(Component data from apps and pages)
=== Begin Enclosure ===

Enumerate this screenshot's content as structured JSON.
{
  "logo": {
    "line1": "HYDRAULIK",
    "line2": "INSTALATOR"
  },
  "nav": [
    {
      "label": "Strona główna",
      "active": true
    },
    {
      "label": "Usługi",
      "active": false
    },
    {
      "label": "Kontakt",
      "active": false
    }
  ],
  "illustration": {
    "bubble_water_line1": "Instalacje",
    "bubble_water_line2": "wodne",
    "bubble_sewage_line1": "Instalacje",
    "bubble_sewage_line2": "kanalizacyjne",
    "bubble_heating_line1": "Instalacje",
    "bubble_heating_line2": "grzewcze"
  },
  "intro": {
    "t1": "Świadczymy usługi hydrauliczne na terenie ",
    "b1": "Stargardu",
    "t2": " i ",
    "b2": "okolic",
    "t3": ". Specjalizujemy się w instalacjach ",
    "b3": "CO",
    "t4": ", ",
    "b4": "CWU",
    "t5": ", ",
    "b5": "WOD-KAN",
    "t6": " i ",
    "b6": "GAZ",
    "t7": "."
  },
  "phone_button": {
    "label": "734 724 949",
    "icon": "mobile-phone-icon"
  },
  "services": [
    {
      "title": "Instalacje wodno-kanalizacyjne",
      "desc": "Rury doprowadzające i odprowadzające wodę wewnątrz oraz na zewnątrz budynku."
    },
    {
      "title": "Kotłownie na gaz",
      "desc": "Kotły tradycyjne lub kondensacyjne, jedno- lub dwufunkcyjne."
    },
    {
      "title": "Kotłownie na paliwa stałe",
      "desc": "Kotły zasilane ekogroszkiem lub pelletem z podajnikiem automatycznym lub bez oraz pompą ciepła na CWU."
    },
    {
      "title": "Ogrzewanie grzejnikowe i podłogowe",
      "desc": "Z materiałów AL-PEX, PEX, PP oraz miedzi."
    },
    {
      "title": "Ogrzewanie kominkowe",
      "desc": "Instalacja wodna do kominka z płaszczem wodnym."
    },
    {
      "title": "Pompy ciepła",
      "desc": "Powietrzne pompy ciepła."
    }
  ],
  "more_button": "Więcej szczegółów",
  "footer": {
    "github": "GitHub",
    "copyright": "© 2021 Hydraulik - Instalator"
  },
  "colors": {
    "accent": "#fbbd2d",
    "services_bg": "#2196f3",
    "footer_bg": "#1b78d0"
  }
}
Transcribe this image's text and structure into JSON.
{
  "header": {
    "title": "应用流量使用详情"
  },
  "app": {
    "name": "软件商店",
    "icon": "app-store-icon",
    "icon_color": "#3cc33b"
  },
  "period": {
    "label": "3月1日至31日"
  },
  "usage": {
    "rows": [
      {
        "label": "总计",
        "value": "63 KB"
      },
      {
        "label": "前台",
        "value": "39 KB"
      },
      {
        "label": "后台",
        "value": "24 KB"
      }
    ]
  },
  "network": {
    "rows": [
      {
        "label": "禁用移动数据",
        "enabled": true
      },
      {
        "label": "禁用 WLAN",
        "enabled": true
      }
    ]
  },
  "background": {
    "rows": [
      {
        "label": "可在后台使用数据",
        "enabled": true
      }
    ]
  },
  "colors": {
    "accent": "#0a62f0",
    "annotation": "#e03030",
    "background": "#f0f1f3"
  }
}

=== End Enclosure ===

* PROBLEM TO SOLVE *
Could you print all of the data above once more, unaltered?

* ANSWER SECTION *
Enumerate this screenshot's content as structured JSON.
{
  "logo": {
    "line1": "HYDRAULIK",
    "line2": "INSTALATOR"
  },
  "nav": [
    {
      "label": "Strona główna",
      "active": true
    },
    {
      "label": "Usługi",
      "active": false
    },
    {
      "label": "Kontakt",
      "active": false
    }
  ],
  "illustration": {
    "bubble_water_line1": "Instalacje",
    "bubble_water_line2": "wodne",
    "bubble_sewage_line1": "Instalacje",
    "bubble_sewage_line2": "kanalizacyjne",
    "bubble_heating_line1": "Instalacje",
    "bubble_heating_line2": "grzewcze"
  },
  "intro": {
    "t1": "Świadczymy usługi hydrauliczne na terenie ",
    "b1": "Stargardu",
    "t2": " i ",
    "b2": "okolic",
    "t3": ". Specjalizujemy się w instalacjach ",
    "b3": "CO",
    "t4": ", ",
    "b4": "CWU",
    "t5": ", ",
    "b5": "WOD-KAN",
    "t6": " i ",
    "b6": "GAZ",
    "t7": "."
  },
  "phone_button": {
    "label": "734 724 949",
    "icon": "mobile-phone-icon"
  },
  "services": [
    {
      "title": "Instalacje wodno-kanalizacyjne",
      "desc": "Rury doprowadzające i odprowadzające wodę wewnątrz oraz na zewnątrz budynku."
    },
    {
      "title": "Kotłownie na gaz",
      "desc": "Kotły tradycyjne lub kondensacyjne, jedno- lub dwufunkcyjne."
    },
    {
      "title": "Kotłownie na paliwa stałe",
      "desc": "Kotły zasilane ekogroszkiem lub pelletem z podajnikiem automatycznym lub bez oraz pompą ciepła na CWU."
    },
    {
      "title": "Ogrzewanie grzejnikowe i podłogowe",
      "desc": "Z materiałów AL-PEX, PEX, PP oraz miedzi."
    },
    {
      "title": "Ogrzewanie kominkowe",
      "desc": "Instalacja wodna do kominka z płaszczem wodnym."
    },
    {
      "title": "Pompy ciepła",
      "desc": "Powietrzne pompy ciepła."
    }
  ],
  "more_button": "Więcej szczegółów",
  "footer": {
    "github": "GitHub",
    "copyright": "© 2021 Hydraulik - Instalator"
  },
  "colors": {
    "accent": "#fbbd2d",
    "services_bg": "#2196f3",
    "footer_bg": "#1b78d0"
  }
}
Transcribe this image's text and structure into JSON.
{
  "header": {
    "title": "应用流量使用详情"
  },
  "app": {
    "name": "软件商店",
    "icon": "app-store-icon",
    "icon_color": "#3cc33b"
  },
  "period": {
    "label": "3月1日至31日"
  },
  "usage": {
    "rows": [
      {
        "label": "总计",
        "value": "63 KB"
      },
      {
        "label": "前台",
        "value": "39 KB"
      },
      {
        "label": "后台",
        "value": "24 KB"
      }
    ]
  },
  "network": {
    "rows": [
      {
        "label": "禁用移动数据",
        "enabled": true
      },
      {
        "label": "禁用 WLAN",
        "enabled": true
      }
    ]
  },
  "background": {
    "rows": [
      {
        "label": "可在后台使用数据",
        "enabled": true
      }
    ]
  },
  "colors": {
    "accent": "#0a62f0",
    "annotation": "#e03030",
    "background": "#f0f1f3"
  }
}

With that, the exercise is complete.